There is controversy regarding the 2005 Nobel Prize that was awarded to Glauber but not to George Sudarshan whose ideas were rebranded by Glauber as Prepresentation. Glauber had criticized Sudarshan's use of classical electromagnetic theory in explaining optical fields, which surprised Sudarshan because he believed the theory provided accurate explanations. Sudarshan subsequently wrote a paper expressing his ideas and sent a preprint to Glauber. Glauber informed Sudarshan of similar results and asked to be acknowledged in the latter's paper, while criticizing Sudarshan in his own paper.^{[18]} "Glauber criticized Sudarshan’s representation, but his own was unable to generate any of the typical quantum optics phenomena, hence he introduces what he calls a Prepresentation, which was Sudarshan’s representation by another name", wrote a physicist. "This representation, which had at first been scorned by Glauber, later becomes known as the Glauber–Sudarshan representation."^{[19]}
Sudarshan was passed over for the Physics Nobel Prize on more than one occasion, leading to controversy in 2005 when several physicists wrote to the Swedish Academy, protesting that Sudarshan should have been awarded a share of the Prize for the Sudarshan diagonal representation (also known as Glauber–Sudarshan representation) in quantum optics, for which Glauber won his share of the prize.^{[18]} Sudarshan and other physicists sent a letter to the Nobel Committee claiming that the P representation had more contributions of "Sudarshan" than "Glauber".^{[20]} The letter goes on to say that Glauber criticized Sudarshan's theory—before renaming it the "P representation" and incorporating it into his own work.

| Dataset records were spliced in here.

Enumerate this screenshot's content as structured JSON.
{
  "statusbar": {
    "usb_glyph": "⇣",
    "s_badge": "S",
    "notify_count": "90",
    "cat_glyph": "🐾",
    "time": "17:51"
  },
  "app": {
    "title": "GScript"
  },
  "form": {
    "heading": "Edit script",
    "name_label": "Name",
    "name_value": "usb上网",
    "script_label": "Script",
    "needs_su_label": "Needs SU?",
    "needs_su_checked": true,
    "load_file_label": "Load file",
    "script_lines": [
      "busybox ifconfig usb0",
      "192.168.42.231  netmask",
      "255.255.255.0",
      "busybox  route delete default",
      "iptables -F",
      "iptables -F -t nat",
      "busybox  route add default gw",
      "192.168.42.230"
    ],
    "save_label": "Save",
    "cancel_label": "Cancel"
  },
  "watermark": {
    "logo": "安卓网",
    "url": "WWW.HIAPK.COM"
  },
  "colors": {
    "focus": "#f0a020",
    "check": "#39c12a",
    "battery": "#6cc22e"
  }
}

In an unpublished letter to The New York Times, Sudarshan calls the "Glauber–Sudarshan representation" a misnomer, adding that "literally all subsequent theoretic developments in the field of Quantum Optics make use of" Sudarshan's work— essentially, asserting that he had developed the breakthrough.^{[21]}^{[22]} In 2007, Sudarshan told the Hindustan Times, "The 2005 Nobel prize for Physics was awarded for my work, but I wasn't the one to get it. Each one of the discoveries that this Nobel was given for work based on my research."^{[23]}